Look for "Function" in each line of the entries, and return the matching lines.

Page and application data records
● ● ● ● ●

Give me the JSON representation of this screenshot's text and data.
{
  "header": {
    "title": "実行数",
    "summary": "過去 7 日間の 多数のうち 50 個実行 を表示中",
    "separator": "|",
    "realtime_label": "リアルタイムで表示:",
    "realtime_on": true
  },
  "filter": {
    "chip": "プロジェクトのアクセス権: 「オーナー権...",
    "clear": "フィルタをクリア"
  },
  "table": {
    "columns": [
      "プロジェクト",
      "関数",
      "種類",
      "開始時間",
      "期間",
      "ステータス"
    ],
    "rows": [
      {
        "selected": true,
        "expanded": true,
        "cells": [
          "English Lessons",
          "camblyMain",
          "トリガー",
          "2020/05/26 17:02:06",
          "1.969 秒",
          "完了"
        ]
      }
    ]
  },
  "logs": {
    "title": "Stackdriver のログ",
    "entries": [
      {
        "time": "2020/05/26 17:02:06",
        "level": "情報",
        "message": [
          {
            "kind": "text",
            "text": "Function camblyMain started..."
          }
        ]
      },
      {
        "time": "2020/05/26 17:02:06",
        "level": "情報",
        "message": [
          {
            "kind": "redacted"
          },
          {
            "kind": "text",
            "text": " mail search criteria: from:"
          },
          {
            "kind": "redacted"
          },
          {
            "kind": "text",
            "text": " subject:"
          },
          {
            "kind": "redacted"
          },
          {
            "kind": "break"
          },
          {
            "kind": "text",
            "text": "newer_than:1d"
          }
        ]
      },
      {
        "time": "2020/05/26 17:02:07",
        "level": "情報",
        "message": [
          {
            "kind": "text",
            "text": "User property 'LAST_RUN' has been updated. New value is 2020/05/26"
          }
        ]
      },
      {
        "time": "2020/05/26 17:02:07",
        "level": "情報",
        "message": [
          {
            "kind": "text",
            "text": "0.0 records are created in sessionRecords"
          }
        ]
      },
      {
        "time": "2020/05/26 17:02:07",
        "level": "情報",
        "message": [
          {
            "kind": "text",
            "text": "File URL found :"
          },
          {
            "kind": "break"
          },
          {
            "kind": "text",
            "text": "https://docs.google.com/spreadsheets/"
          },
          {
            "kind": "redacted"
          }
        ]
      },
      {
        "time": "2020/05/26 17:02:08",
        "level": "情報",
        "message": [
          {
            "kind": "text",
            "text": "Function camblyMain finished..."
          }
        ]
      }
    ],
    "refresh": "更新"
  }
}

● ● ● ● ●

| RESPONSE AREA |
            "text": "Function camblyMain started..."
            "text": "Function camblyMain finished..."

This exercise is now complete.